Just when you start to get delusions of grandeur, and believe there are some really serious life and death issues that really should be addressed, you can always guarantee that the European Union will drag you back to the basics.
Thus it is that, after an "emergency" summit in February last, the commission is finally ready to make a pronouncement on a subject of earth-shattering importance – what to do with the Union's surplus four billion bottles of wine, which swallows up €1.2 to €1.6 billion (£810 million to £1 billion) of taxpayers' money each year.
Considering that the British taxpayer forks out between £90-120 million of this (as a conservative estimate), all part of "our" EU contribution – which would buy our hard-pressed troops in Basra a cool 3-400 RG31s - one is tempted to assist the commission with some pretty graphic advice on what to do with the bottles.
But such are the priorities of the EU and its grip on our government that we must go along with the charade of supporting an organisation that, having paid French and Italians (and others) a king's ransom to produce the stuff, is spending something like another £350 million distilling the unwanted surplus, to use as industrial alcohol.
Yet, for France, even this is not enough. It has asked for the commission to subsidise the so-called "crisis distillation" of 2 million hectolitres of table wine and 2 million hectolitres of quality wine, while Italy is seeking similarly to transform 3m hectolitres of table wine and 100,000 hectolitres of quality wine. I have no idea what a hectolitre is, but it sounds like an awful lot of wine.
Anyhow, even this is proving a bit too rich for agriculture commissioner Mariann Fischer Boel, who – we are told - is about to propose the distillation of lower quantities and at lower prices than the two countries have demanded.
This is something, however, that the odious Frogs really get excited about (much more important than mere British soldiers getting blasted into the next world) so a mega stand-off is expected. The French – aided and abetted by the Italians – will then do what they do best: screw even more money out of the EU.

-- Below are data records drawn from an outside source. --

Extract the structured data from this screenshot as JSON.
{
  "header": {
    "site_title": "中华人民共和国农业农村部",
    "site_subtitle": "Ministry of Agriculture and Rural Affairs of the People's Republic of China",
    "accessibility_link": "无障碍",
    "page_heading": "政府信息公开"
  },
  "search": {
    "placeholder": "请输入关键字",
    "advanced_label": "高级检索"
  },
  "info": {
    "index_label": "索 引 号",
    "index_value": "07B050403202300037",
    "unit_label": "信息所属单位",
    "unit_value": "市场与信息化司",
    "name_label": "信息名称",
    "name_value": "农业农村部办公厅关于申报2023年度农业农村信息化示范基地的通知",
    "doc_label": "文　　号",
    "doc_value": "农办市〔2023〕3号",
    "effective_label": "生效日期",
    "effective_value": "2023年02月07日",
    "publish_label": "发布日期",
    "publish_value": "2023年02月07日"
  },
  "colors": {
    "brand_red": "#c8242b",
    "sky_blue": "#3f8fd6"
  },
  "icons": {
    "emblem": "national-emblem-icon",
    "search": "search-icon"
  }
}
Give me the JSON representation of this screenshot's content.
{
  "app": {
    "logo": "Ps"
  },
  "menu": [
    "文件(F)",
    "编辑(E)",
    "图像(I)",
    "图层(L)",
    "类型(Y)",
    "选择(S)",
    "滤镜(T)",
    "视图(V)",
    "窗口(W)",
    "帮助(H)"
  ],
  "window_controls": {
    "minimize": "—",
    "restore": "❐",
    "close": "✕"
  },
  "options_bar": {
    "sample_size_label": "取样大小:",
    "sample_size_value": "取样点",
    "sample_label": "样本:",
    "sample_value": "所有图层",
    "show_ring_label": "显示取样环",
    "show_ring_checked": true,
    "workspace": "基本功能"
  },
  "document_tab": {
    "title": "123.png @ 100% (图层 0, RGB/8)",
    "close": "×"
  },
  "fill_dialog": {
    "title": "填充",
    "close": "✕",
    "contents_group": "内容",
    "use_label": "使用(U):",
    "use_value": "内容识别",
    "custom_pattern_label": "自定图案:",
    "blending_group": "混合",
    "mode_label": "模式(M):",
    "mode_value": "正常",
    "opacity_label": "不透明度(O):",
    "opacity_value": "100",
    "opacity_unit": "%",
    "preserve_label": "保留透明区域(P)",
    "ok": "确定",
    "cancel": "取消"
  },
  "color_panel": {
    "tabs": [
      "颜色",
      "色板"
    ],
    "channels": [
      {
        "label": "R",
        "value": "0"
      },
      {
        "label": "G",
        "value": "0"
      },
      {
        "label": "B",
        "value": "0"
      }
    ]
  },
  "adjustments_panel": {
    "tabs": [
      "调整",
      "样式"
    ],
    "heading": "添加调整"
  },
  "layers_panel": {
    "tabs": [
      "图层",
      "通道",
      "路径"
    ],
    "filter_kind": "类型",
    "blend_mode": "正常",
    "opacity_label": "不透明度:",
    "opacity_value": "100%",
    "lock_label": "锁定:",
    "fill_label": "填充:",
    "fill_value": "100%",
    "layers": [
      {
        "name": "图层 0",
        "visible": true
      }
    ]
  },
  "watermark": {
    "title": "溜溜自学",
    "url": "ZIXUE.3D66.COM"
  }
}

After some ritual posturing by both sides, and a commitment to some reform of one of the most inefficient and controversial aspects of the CAP – which from past experience usually means paying out even more money – the Frogs will get most of what they want, and the Italians will mop up behind them. And behind them will be the Greeks, who also have their hands out for some cash to bail out their wine industry.
And that, people, is what is really important in the claustrophobic little world of the European Union, that wonderful organisation which brings us so many benefits. Tell that to the troops in Basra.
Today, incidentally, is the 62nd anniversary of D-Day - the start of the liberation of Europe. You sometimes wonder why we bothered.